The Star Tribune reported that the informant was Dan Rowles, who had been a close associate of Garrison Keillor and 16-year employee with the show. His disclosure triggered internal and external investigations by Minnesota Public Radio that concluded that Keillor had engaged in dozens of sexually inappropriate incidents over the years involving a longtime female writer for the show whose name has not been made public.
The woman did not give station officials her own account until two months after Rowles told them of Keillor’s alleged misconduct.
Attorney Frances Baillon, who represents both Rowles and the woman, declined to address why the writer chose to wait until last fall to lodge a complaint against Keillor. She told the newspaper her clients are still negotiating with MPR over the terms of a confidential settlement.
The attorney said Rowles was not acting from selfish motives. “Because our client believes people should feel safe at work, he raised his concerns about inappropriate workplace conduct,” she said.

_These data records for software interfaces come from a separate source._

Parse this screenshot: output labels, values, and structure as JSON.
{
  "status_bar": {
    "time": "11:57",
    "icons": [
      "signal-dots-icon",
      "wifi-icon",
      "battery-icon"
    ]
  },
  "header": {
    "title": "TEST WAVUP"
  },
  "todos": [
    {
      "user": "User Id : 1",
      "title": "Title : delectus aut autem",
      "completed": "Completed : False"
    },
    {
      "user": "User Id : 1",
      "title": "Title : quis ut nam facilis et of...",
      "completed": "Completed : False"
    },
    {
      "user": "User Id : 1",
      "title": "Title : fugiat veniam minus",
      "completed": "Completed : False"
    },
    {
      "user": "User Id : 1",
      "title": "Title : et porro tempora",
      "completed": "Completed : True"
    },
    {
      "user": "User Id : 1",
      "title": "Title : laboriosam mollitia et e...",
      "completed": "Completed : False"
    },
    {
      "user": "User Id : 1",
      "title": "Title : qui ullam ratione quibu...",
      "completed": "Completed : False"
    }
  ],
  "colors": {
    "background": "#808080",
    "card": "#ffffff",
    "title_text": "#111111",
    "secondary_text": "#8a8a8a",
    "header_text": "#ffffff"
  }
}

Baillon did not immediately reply to a message Friday from the Associated Press seeking comment.
Keillor, who has denied the allegations and described himself as a victim of “extortion,” declined to comment to the Star Tribune, saying he is still “tied up” in his own talks with MPR to settle their legal separation.

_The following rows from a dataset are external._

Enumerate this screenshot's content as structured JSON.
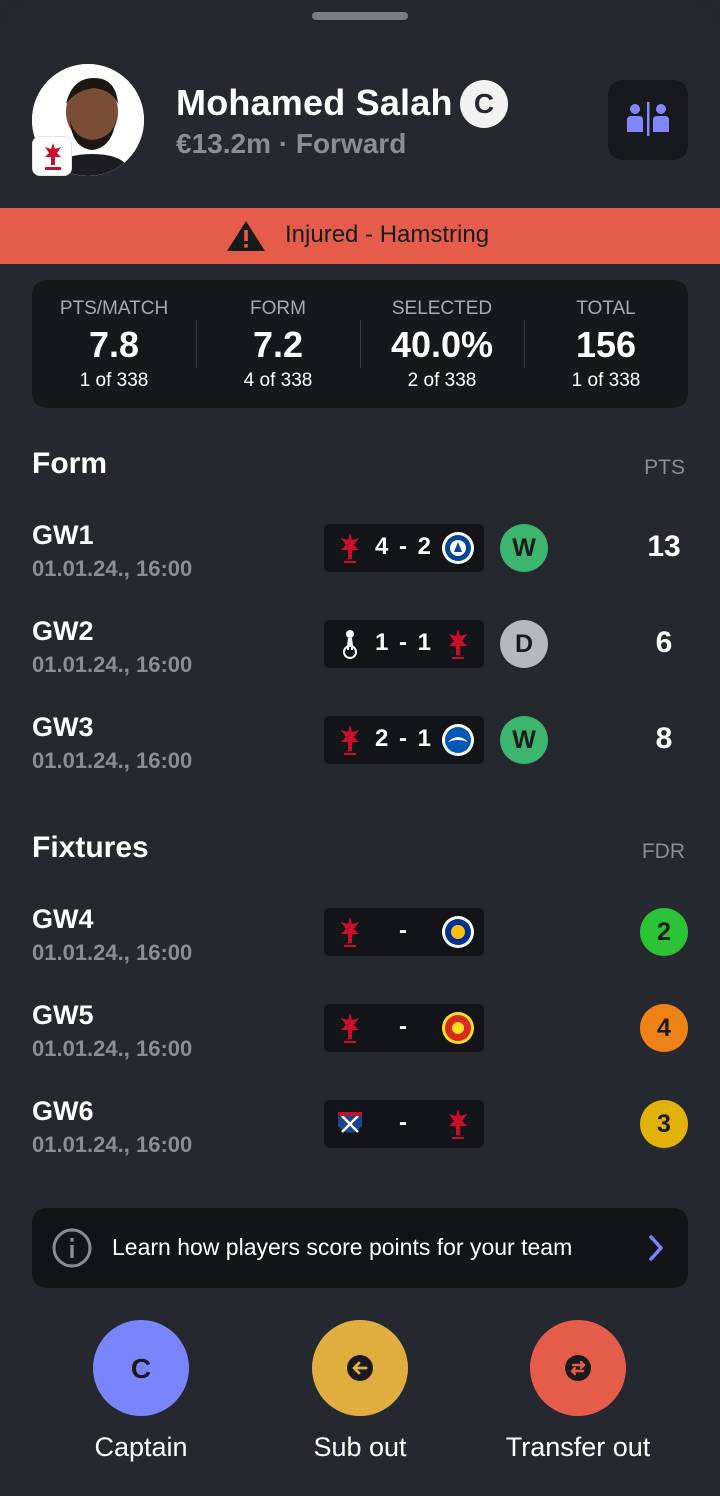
{
  "player": {
    "name": "Mohamed Salah",
    "captain_badge": "C",
    "meta": "€13.2m · Forward",
    "club_icon": "liverpool-crest-icon"
  },
  "injury": {
    "text": "Injured - Hamstring",
    "icon": "warning-icon",
    "color": "#e55c4a"
  },
  "stats": [
    {
      "label": "PTS/MATCH",
      "value": "7.8",
      "rank": "1 of 338"
    },
    {
      "label": "FORM",
      "value": "7.2",
      "rank": "4 of 338"
    },
    {
      "label": "SELECTED",
      "value": "40.0%",
      "rank": "2 of 338"
    },
    {
      "label": "TOTAL",
      "value": "156",
      "rank": "1 of 338"
    }
  ],
  "form": {
    "title": "Form",
    "column": "PTS",
    "rows": [
      {
        "gw": "GW1",
        "date": "01.01.24., 16:00",
        "home": "liverpool",
        "away": "chelsea",
        "score": "4-2",
        "result": "W",
        "points": "13"
      },
      {
        "gw": "GW2",
        "date": "01.01.24., 16:00",
        "home": "tottenham",
        "away": "liverpool",
        "score": "1-1",
        "result": "D",
        "points": "6"
      },
      {
        "gw": "GW3",
        "date": "01.01.24., 16:00",
        "home": "liverpool",
        "away": "brighton",
        "score": "2-1",
        "result": "W",
        "points": "8"
      }
    ]
  },
  "fixtures": {
    "title": "Fixtures",
    "column": "FDR",
    "rows": [
      {
        "gw": "GW4",
        "date": "01.01.24., 16:00",
        "home": "liverpool",
        "away": "leicester",
        "score": "-",
        "fdr": "2",
        "fdr_color": "#2bc236"
      },
      {
        "gw": "GW5",
        "date": "01.01.24., 16:00",
        "home": "liverpool",
        "away": "man-utd",
        "score": "-",
        "fdr": "4",
        "fdr_color": "#ef8214"
      },
      {
        "gw": "GW6",
        "date": "01.01.24., 16:00",
        "home": "crystal-palace",
        "away": "liverpool",
        "score": "-",
        "fdr": "3",
        "fdr_color": "#e0b20a"
      }
    ]
  },
  "info": {
    "text": "Learn how players score points for your team"
  },
  "actions": [
    {
      "label": "Captain",
      "icon": "C",
      "color": "#7b85fb"
    },
    {
      "label": "Sub out",
      "icon": "arrow-left-icon",
      "color": "#e0ad3f"
    },
    {
      "label": "Transfer out",
      "icon": "swap-icon",
      "color": "#e55c4a"
    }
  ]
}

Rowles, a longtime Twin Cities musician, joined the show in 1985 as a stagehand but soon earned a spot on the cast, performing in some of the show’s most beloved recurring skits, including “Guy Noir” and “Buster the Show Dog.” He also began contributing ideas as a writer.

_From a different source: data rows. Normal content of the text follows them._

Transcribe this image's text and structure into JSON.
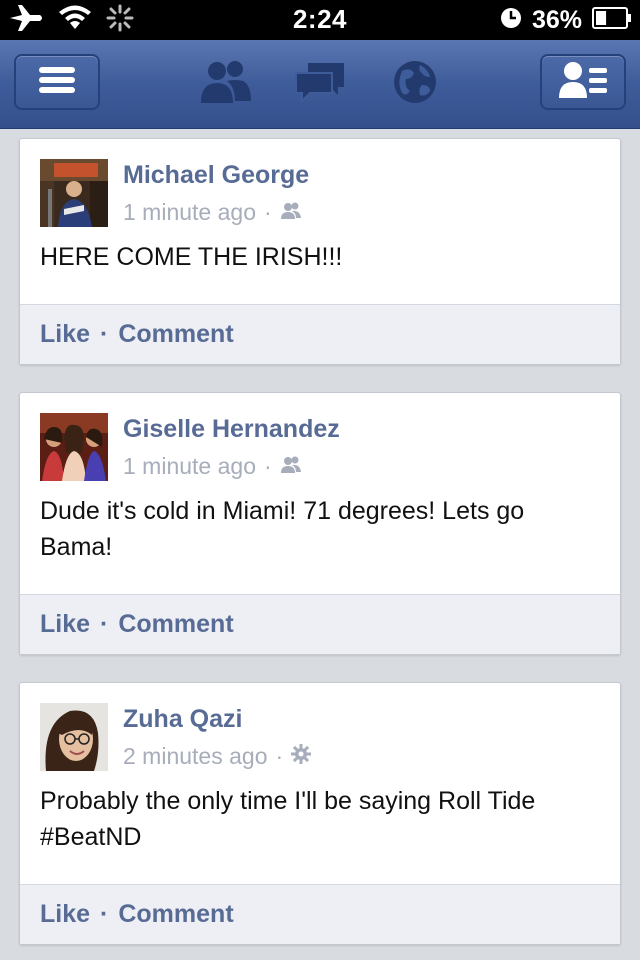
{
  "status_bar": {
    "time": "2:24",
    "battery_percent": "36%",
    "battery_level": 0.36,
    "icons": [
      "airplane-icon",
      "wifi-icon",
      "activity-spinner-icon",
      "clock-icon",
      "battery-icon"
    ]
  },
  "nav_bar": {
    "icons": [
      "menu-icon",
      "friend-requests-icon",
      "messages-icon",
      "notifications-globe-icon",
      "profile-icon"
    ],
    "accent": "#3b5998"
  },
  "posts": [
    {
      "author": "Michael George",
      "time": "1 minute ago",
      "privacy_icon": "friends-icon",
      "text": "HERE COME THE IRISH!!!",
      "like_label": "Like",
      "comment_label": "Comment"
    },
    {
      "author": "Giselle Hernandez",
      "time": "1 minute ago",
      "privacy_icon": "friends-icon",
      "text": "Dude it's cold in Miami! 71 degrees! Lets go Bama!",
      "like_label": "Like",
      "comment_label": "Comment"
    },
    {
      "author": "Zuha Qazi",
      "time": "2 minutes ago",
      "privacy_icon": "gear-icon",
      "text": "Probably the only time I'll be saying Roll Tide #BeatND",
      "like_label": "Like",
      "comment_label": "Comment"
    }
  ]
}
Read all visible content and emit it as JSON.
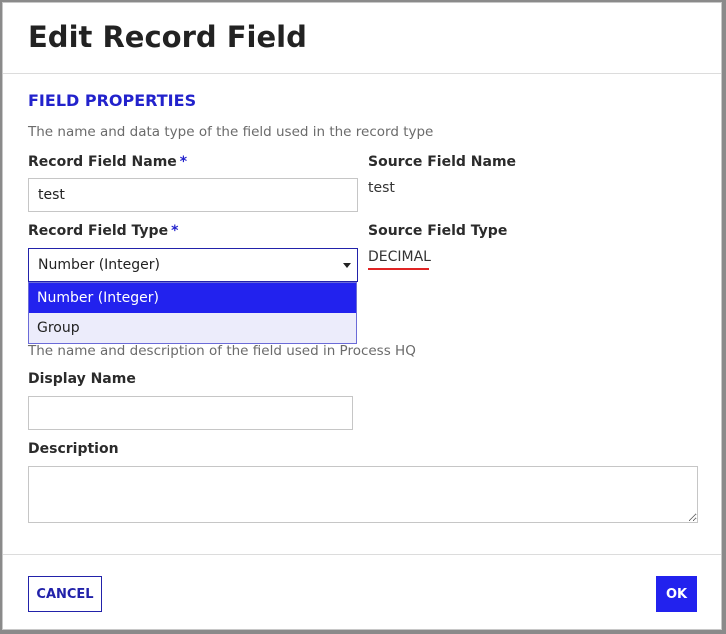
{
  "dialog": {
    "title": "Edit Record Field"
  },
  "field_properties": {
    "section_title": "FIELD PROPERTIES",
    "description": "The name and data type of the field used in the record type",
    "record_field_name_label": "Record Field Name",
    "record_field_name_value": "test",
    "required_marker": "*",
    "source_field_name_label": "Source Field Name",
    "source_field_name_value": "test",
    "record_field_type_label": "Record Field Type",
    "record_field_type_selected": "Number (Integer)",
    "record_field_type_options": [
      "Number (Integer)",
      "Group"
    ],
    "source_field_type_label": "Source Field Type",
    "source_field_type_value": "DECIMAL"
  },
  "display_properties": {
    "description": "The name and description of the field used in Process HQ",
    "display_name_label": "Display Name",
    "display_name_value": "",
    "description_label": "Description",
    "description_value": ""
  },
  "footer": {
    "cancel_label": "CANCEL",
    "ok_label": "OK"
  },
  "colors": {
    "accent": "#2222ee",
    "link_blue": "#2222cc",
    "error_underline": "#e02424"
  }
}
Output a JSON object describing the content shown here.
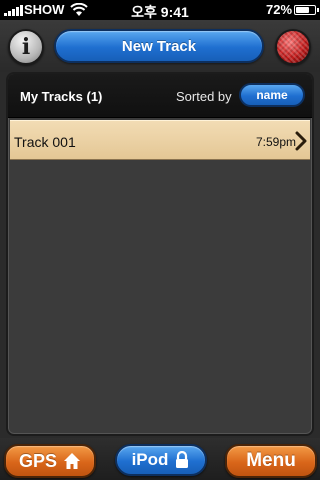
{
  "status_bar": {
    "carrier": "SHOW",
    "time": "오후 9:41",
    "battery_percent": "72%",
    "battery_level": 0.72,
    "signal_bars": 5,
    "wifi_icon": "wifi-icon"
  },
  "top_bar": {
    "info_label": "i",
    "new_track_label": "New Track",
    "record_icon": "record-icon"
  },
  "list_header": {
    "title": "My Tracks (1)",
    "sorted_by_label": "Sorted by",
    "sort_value": "name"
  },
  "tracks": [
    {
      "name": "Track 001",
      "time": "7:59pm"
    }
  ],
  "bottom_bar": {
    "gps_label": "GPS",
    "ipod_label": "iPod",
    "menu_label": "Menu"
  },
  "colors": {
    "accent_blue": "#1f6fd0",
    "accent_orange": "#d9661a",
    "row_bg": "#e4c795"
  }
}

In 1992, a collection of monologues from the show received a Grammy nomination as best comedy album. Keillor took Rowles to the awards show, saying beforehand that if he won, “I’ll give the trophy to Dan Rowles, who did most of the work. The album is a triumph of editing.”
But Rowles was let go for the first time three years later. He returned in 2011 as a director, but also helped shape scripts and select music. Keillor retired from the show in 2016. MPR informed Rowles in mid-August that he would not be invited back for a second season with new host Chris Thile, the newspaper reported.